WHAT YOU ARE ASKED TO DO:
Your answer is a copy of every line in the records where "JAÉN" appears.
--------------------
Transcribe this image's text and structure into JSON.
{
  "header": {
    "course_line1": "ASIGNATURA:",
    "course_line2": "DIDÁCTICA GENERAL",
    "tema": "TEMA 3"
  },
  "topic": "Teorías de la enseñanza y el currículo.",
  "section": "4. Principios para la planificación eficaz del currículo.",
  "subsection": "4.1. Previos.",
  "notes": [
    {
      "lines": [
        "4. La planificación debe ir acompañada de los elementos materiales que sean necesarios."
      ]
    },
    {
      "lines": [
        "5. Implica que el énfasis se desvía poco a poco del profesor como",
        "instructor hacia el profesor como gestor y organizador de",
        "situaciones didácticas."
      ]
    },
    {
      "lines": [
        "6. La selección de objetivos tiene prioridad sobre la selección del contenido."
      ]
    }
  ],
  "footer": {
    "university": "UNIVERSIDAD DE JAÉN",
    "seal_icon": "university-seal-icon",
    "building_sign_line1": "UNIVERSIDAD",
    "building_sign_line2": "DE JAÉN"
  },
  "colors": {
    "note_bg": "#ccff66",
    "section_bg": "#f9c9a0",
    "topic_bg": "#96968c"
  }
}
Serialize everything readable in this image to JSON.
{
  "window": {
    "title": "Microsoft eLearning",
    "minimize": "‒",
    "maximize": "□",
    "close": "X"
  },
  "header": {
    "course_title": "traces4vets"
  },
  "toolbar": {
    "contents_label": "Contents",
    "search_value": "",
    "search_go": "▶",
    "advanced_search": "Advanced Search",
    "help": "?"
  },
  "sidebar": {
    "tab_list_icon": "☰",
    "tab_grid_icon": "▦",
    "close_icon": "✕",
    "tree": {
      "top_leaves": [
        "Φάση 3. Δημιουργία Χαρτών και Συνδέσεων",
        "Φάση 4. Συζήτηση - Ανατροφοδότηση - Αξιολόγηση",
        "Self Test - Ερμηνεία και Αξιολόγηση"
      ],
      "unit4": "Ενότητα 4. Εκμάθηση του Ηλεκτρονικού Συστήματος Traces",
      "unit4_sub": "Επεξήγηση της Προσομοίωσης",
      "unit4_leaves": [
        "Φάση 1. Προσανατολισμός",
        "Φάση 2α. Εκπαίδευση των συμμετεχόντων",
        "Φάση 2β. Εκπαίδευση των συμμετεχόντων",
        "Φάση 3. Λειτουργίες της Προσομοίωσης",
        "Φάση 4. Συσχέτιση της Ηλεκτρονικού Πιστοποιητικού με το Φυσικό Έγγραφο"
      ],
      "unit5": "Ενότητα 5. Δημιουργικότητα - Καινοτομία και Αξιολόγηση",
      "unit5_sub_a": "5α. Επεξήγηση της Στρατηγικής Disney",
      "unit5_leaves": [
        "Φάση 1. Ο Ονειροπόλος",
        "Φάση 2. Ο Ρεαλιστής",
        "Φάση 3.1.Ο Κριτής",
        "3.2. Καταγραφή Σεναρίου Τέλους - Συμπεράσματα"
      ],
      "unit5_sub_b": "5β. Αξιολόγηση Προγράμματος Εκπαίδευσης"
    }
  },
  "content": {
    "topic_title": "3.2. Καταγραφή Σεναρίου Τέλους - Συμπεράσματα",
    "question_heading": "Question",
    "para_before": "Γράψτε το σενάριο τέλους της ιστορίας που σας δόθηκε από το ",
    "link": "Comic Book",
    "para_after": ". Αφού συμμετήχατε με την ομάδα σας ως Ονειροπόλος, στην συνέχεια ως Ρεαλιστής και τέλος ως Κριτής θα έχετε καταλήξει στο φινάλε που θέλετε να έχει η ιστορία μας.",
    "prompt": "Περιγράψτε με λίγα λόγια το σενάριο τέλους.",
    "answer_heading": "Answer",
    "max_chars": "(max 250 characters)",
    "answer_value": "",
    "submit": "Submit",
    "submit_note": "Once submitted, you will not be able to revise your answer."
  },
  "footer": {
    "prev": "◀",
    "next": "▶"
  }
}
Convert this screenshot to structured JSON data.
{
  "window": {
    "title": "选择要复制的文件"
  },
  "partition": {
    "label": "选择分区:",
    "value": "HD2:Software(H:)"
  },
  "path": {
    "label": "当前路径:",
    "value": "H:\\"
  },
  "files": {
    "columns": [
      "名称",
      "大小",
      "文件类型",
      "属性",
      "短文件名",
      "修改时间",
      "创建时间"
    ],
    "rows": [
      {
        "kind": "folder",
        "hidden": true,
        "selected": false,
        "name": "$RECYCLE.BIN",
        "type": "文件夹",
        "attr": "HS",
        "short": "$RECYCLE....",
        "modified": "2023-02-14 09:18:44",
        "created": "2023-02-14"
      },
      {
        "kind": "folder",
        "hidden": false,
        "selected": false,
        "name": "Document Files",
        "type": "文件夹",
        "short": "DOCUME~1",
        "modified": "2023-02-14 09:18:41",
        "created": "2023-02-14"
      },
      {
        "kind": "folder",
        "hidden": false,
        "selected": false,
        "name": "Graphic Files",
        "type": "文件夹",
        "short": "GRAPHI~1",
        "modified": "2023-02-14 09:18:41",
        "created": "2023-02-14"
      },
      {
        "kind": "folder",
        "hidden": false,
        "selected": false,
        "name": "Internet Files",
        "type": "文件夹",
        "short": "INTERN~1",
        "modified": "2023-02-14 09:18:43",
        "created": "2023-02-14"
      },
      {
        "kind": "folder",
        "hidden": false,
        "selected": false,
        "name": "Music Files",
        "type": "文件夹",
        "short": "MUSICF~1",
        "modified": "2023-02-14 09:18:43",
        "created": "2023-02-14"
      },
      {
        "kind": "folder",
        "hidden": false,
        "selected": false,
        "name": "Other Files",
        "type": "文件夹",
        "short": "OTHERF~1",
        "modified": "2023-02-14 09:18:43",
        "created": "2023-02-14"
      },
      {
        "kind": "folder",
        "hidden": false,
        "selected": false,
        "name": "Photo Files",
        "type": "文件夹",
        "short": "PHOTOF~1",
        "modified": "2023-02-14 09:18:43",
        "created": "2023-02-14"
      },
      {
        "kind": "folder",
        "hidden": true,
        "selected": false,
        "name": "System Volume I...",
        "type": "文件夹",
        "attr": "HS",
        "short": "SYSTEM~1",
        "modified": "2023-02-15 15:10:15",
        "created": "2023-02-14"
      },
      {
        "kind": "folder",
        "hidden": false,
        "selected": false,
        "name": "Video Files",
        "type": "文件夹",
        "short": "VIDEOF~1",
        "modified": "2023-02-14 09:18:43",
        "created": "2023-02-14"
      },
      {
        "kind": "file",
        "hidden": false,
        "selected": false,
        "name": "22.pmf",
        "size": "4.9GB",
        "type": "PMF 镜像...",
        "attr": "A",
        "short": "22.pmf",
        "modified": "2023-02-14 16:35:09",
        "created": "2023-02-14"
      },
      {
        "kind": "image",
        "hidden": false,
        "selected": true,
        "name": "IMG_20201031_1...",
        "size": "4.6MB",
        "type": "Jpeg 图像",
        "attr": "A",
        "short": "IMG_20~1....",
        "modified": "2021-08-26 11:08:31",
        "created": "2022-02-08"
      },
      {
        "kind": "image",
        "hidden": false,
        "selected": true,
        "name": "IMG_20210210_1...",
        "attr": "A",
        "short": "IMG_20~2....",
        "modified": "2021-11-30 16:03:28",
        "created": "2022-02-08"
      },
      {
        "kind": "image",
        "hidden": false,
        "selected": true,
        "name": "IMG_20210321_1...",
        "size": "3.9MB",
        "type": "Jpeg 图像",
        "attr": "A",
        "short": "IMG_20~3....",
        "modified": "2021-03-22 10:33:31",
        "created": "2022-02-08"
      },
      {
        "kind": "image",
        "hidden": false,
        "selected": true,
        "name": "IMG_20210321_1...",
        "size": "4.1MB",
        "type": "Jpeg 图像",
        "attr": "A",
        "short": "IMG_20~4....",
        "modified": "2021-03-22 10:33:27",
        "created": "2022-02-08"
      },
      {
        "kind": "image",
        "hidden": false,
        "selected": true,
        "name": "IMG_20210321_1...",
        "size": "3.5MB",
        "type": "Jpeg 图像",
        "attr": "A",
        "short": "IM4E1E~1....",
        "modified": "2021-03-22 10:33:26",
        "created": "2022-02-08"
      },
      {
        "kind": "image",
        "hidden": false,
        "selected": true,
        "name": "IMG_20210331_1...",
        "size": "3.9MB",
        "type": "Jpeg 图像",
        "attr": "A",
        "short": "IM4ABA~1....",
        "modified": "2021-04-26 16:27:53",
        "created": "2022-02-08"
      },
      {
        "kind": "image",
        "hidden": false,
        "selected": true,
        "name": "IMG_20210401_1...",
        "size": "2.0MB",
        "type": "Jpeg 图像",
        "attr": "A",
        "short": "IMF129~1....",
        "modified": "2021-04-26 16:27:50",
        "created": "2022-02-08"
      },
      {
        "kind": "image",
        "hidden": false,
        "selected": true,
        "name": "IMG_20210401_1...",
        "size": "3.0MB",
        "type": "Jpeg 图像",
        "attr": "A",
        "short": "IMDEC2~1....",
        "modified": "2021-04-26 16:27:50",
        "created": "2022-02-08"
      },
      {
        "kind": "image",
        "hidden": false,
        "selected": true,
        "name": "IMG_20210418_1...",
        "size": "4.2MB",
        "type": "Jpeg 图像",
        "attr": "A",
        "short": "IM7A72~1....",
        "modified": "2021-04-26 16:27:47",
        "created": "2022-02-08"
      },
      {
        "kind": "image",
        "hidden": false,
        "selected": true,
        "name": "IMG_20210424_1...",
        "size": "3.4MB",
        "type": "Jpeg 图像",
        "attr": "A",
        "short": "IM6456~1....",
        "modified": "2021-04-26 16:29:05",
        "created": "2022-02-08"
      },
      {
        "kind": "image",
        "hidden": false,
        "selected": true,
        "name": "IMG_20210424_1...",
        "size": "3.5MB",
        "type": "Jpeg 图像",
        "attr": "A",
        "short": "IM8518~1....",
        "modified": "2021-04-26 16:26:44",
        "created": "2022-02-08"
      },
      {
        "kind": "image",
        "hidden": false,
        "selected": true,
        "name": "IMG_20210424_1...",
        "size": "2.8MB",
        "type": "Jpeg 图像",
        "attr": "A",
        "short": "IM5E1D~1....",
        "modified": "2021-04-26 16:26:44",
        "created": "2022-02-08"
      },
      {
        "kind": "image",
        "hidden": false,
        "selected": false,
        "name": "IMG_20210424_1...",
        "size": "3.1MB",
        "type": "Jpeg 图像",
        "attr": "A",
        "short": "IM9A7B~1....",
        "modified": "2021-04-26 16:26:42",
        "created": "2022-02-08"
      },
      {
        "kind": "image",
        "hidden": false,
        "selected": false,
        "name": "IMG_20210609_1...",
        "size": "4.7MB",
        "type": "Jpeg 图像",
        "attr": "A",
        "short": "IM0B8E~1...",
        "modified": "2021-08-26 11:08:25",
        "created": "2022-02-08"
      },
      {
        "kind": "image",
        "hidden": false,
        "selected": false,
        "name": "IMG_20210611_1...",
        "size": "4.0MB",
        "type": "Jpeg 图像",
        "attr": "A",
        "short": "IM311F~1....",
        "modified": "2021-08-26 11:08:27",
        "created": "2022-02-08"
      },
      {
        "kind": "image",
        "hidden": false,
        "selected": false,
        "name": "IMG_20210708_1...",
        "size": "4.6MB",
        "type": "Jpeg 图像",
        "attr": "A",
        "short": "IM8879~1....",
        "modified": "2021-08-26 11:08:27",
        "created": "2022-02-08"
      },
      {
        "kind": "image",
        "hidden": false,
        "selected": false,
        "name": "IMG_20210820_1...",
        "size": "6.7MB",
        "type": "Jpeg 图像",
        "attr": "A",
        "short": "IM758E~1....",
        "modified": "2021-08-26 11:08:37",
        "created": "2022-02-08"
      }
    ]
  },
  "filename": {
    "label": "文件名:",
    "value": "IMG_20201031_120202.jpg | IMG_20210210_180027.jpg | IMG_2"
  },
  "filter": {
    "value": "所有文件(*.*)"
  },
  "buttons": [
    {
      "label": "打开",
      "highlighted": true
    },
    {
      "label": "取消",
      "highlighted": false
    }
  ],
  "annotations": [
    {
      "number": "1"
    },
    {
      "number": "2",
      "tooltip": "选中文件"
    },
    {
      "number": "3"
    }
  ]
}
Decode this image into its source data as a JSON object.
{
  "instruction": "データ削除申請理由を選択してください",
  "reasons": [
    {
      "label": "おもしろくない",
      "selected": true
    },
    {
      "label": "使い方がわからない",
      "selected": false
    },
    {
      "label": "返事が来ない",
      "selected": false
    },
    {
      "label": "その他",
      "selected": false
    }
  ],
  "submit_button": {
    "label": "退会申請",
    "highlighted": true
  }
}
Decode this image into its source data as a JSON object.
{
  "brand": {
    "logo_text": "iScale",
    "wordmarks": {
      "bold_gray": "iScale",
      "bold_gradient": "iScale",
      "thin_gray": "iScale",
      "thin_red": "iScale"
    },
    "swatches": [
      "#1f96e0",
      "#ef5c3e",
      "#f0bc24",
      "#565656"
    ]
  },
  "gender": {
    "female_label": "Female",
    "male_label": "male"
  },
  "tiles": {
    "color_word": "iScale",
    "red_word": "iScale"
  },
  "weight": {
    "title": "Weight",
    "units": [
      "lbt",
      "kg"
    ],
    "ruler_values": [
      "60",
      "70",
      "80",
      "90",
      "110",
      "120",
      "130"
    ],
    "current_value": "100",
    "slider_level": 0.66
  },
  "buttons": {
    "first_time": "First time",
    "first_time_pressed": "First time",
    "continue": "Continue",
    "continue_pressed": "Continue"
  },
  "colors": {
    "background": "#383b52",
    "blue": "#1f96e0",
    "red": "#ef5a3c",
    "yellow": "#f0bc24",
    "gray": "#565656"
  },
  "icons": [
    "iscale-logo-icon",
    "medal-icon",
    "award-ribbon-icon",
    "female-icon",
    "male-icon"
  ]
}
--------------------
EXERCISE SOLUTION:
    "university": "UNIVERSIDAD DE JAÉN",
    "building_sign_line2": "DE JAÉN"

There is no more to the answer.